Task directions: Print the data exactly, leaving nothing out.

Dataset rows for apps and sites
++++++++++++++++++++
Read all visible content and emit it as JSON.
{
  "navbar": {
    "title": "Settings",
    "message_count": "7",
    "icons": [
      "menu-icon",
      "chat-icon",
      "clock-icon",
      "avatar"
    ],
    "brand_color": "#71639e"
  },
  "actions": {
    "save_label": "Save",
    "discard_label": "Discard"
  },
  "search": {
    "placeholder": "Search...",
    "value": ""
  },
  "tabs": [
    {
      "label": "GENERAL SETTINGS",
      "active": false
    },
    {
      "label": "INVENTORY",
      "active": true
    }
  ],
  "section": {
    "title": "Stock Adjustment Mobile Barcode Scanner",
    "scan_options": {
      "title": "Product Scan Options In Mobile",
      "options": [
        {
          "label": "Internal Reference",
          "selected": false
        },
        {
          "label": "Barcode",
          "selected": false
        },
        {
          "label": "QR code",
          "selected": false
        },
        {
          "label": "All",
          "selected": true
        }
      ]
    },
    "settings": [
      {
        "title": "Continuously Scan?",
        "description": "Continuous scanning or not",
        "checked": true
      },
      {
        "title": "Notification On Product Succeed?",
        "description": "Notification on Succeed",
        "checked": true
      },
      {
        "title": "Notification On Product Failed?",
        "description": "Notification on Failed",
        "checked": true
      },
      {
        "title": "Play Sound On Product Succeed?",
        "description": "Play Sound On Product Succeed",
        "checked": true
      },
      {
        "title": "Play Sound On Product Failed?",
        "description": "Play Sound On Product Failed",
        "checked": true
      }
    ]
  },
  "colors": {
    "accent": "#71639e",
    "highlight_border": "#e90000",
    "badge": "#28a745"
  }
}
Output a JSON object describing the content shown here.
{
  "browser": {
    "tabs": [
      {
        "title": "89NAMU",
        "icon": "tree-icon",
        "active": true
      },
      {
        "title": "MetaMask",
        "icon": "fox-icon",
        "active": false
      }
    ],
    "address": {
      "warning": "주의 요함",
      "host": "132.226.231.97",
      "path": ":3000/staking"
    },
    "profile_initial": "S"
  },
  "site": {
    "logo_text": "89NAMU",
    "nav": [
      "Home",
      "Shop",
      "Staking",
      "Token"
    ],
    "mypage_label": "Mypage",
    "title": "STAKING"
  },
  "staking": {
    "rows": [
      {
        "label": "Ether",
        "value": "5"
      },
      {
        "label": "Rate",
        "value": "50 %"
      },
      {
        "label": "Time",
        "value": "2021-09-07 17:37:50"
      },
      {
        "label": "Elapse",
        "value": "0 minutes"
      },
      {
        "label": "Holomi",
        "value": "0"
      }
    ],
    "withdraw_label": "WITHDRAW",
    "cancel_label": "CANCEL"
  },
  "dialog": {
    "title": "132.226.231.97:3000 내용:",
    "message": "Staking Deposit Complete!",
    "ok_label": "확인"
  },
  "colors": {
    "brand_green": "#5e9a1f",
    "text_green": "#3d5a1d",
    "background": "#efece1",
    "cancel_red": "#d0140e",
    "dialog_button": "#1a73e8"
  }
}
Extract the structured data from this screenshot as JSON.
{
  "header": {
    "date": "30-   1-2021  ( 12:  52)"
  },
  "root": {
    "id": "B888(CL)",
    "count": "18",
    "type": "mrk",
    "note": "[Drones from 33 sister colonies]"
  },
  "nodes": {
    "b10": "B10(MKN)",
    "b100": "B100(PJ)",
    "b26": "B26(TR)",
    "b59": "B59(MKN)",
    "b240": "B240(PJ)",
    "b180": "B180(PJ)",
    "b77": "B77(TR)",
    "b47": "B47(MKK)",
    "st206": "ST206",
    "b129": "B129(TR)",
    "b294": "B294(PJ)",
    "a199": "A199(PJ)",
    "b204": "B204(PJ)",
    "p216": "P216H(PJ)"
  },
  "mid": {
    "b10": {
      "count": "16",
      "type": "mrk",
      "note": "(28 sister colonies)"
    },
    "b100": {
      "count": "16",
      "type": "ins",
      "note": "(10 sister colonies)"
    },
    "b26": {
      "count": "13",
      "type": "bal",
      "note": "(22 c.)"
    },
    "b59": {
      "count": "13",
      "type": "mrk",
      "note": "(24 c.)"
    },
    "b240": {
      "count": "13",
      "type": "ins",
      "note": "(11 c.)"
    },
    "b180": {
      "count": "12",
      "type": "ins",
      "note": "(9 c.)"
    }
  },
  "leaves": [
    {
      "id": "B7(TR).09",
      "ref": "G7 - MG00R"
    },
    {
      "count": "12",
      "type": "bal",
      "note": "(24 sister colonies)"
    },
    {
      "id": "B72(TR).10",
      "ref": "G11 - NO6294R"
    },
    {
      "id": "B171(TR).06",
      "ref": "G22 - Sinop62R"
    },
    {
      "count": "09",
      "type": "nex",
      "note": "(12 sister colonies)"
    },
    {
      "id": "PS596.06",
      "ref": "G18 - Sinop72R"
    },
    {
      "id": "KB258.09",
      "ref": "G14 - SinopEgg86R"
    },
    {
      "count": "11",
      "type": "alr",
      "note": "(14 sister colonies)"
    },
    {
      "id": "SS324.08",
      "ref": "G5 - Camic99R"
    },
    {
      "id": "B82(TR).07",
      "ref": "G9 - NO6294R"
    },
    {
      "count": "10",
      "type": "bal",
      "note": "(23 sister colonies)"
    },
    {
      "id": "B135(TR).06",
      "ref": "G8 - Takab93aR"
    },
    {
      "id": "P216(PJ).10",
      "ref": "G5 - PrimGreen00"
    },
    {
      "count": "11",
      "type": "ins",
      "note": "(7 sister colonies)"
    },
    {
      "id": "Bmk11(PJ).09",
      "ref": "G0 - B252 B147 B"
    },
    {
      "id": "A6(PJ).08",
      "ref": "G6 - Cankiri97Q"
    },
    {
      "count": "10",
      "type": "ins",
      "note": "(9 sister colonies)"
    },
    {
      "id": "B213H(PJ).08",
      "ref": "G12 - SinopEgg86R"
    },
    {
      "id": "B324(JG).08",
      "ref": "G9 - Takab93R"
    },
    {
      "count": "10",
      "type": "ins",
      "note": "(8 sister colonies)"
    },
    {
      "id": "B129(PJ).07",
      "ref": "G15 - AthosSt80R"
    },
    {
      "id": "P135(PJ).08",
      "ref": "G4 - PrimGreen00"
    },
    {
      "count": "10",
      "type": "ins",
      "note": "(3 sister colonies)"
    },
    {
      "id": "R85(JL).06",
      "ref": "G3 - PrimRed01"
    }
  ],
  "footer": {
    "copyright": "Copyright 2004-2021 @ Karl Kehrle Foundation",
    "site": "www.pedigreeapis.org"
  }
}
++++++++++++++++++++
Exercise answer:
Read all visible content and emit it as JSON.
{
  "navbar": {
    "title": "Settings",
    "message_count": "7",
    "icons": [
      "menu-icon",
      "chat-icon",
      "clock-icon",
      "avatar"
    ],
    "brand_color": "#71639e"
  },
  "actions": {
    "save_label": "Save",
    "discard_label": "Discard"
  },
  "search": {
    "placeholder": "Search...",
    "value": ""
  },
  "tabs": [
    {
      "label": "GENERAL SETTINGS",
      "active": false
    },
    {
      "label": "INVENTORY",
      "active": true
    }
  ],
  "section": {
    "title": "Stock Adjustment Mobile Barcode Scanner",
    "scan_options": {
      "title": "Product Scan Options In Mobile",
      "options": [
        {
          "label": "Internal Reference",
          "selected": false
        },
        {
          "label": "Barcode",
          "selected": false
        },
        {
          "label": "QR code",
          "selected": false
        },
        {
          "label": "All",
          "selected": true
        }
      ]
    },
    "settings": [
      {
        "title": "Continuously Scan?",
        "description": "Continuous scanning or not",
        "checked": true
      },
      {
        "title": "Notification On Product Succeed?",
        "description": "Notification on Succeed",
        "checked": true
      },
      {
        "title": "Notification On Product Failed?",
        "description": "Notification on Failed",
        "checked": true
      },
      {
        "title": "Play Sound On Product Succeed?",
        "description": "Play Sound On Product Succeed",
        "checked": true
      },
      {
        "title": "Play Sound On Product Failed?",
        "description": "Play Sound On Product Failed",
        "checked": true
      }
    ]
  },
  "colors": {
    "accent": "#71639e",
    "highlight_border": "#e90000",
    "badge": "#28a745"
  }
}
Output a JSON object describing the content shown here.
{
  "browser": {
    "tabs": [
      {
        "title": "89NAMU",
        "icon": "tree-icon",
        "active": true
      },
      {
        "title": "MetaMask",
        "icon": "fox-icon",
        "active": false
      }
    ],
    "address": {
      "warning": "주의 요함",
      "host": "132.226.231.97",
      "path": ":3000/staking"
    },
    "profile_initial": "S"
  },
  "site": {
    "logo_text": "89NAMU",
    "nav": [
      "Home",
      "Shop",
      "Staking",
      "Token"
    ],
    "mypage_label": "Mypage",
    "title": "STAKING"
  },
  "staking": {
    "rows": [
      {
        "label": "Ether",
        "value": "5"
      },
      {
        "label": "Rate",
        "value": "50 %"
      },
      {
        "label": "Time",
        "value": "2021-09-07 17:37:50"
      },
      {
        "label": "Elapse",
        "value": "0 minutes"
      },
      {
        "label": "Holomi",
        "value": "0"
      }
    ],
    "withdraw_label": "WITHDRAW",
    "cancel_label": "CANCEL"
  },
  "dialog": {
    "title": "132.226.231.97:3000 내용:",
    "message": "Staking Deposit Complete!",
    "ok_label": "확인"
  },
  "colors": {
    "brand_green": "#5e9a1f",
    "text_green": "#3d5a1d",
    "background": "#efece1",
    "cancel_red": "#d0140e",
    "dialog_button": "#1a73e8"
  }
}
Extract the structured data from this screenshot as JSON.
{
  "header": {
    "date": "30-   1-2021  ( 12:  52)"
  },
  "root": {
    "id": "B888(CL)",
    "count": "18",
    "type": "mrk",
    "note": "[Drones from 33 sister colonies]"
  },
  "nodes": {
    "b10": "B10(MKN)",
    "b100": "B100(PJ)",
    "b26": "B26(TR)",
    "b59": "B59(MKN)",
    "b240": "B240(PJ)",
    "b180": "B180(PJ)",
    "b77": "B77(TR)",
    "b47": "B47(MKK)",
    "st206": "ST206",
    "b129": "B129(TR)",
    "b294": "B294(PJ)",
    "a199": "A199(PJ)",
    "b204": "B204(PJ)",
    "p216": "P216H(PJ)"
  },
  "mid": {
    "b10": {
      "count": "16",
      "type": "mrk",
      "note": "(28 sister colonies)"
    },
    "b100": {
      "count": "16",
      "type": "ins",
      "note": "(10 sister colonies)"
    },
    "b26": {
      "count": "13",
      "type": "bal",
      "note": "(22 c.)"
    },
    "b59": {
      "count": "13",
      "type": "mrk",
      "note": "(24 c.)"
    },
    "b240": {
      "count": "13",
      "type": "ins",
      "note": "(11 c.)"
    },
    "b180": {
      "count": "12",
      "type": "ins",
      "note": "(9 c.)"
    }
  },
  "leaves": [
    {
      "id": "B7(TR).09",
      "ref": "G7 - MG00R"
    },
    {
      "count": "12",
      "type": "bal",
      "note": "(24 sister colonies)"
    },
    {
      "id": "B72(TR).10",
      "ref": "G11 - NO6294R"
    },
    {
      "id": "B171(TR).06",
      "ref": "G22 - Sinop62R"
    },
    {
      "count": "09",
      "type": "nex",
      "note": "(12 sister colonies)"
    },
    {
      "id": "PS596.06",
      "ref": "G18 - Sinop72R"
    },
    {
      "id": "KB258.09",
      "ref": "G14 - SinopEgg86R"
    },
    {
      "count": "11",
      "type": "alr",
      "note": "(14 sister colonies)"
    },
    {
      "id": "SS324.08",
      "ref": "G5 - Camic99R"
    },
    {
      "id": "B82(TR).07",
      "ref": "G9 - NO6294R"
    },
    {
      "count": "10",
      "type": "bal",
      "note": "(23 sister colonies)"
    },
    {
      "id": "B135(TR).06",
      "ref": "G8 - Takab93aR"
    },
    {
      "id": "P216(PJ).10",
      "ref": "G5 - PrimGreen00"
    },
    {
      "count": "11",
      "type": "ins",
      "note": "(7 sister colonies)"
    },
    {
      "id": "Bmk11(PJ).09",
      "ref": "G0 - B252 B147 B"
    },
    {
      "id": "A6(PJ).08",
      "ref": "G6 - Cankiri97Q"
    },
    {
      "count": "10",
      "type": "ins",
      "note": "(9 sister colonies)"
    },
    {
      "id": "B213H(PJ).08",
      "ref": "G12 - SinopEgg86R"
    },
    {
      "id": "B324(JG).08",
      "ref": "G9 - Takab93R"
    },
    {
      "count": "10",
      "type": "ins",
      "note": "(8 sister colonies)"
    },
    {
      "id": "B129(PJ).07",
      "ref": "G15 - AthosSt80R"
    },
    {
      "id": "P135(PJ).08",
      "ref": "G4 - PrimGreen00"
    },
    {
      "count": "10",
      "type": "ins",
      "note": "(3 sister colonies)"
    },
    {
      "id": "R85(JL).06",
      "ref": "G3 - PrimRed01"
    }
  ],
  "footer": {
    "copyright": "Copyright 2004-2021 @ Karl Kehrle Foundation",
    "site": "www.pedigreeapis.org"
  }
}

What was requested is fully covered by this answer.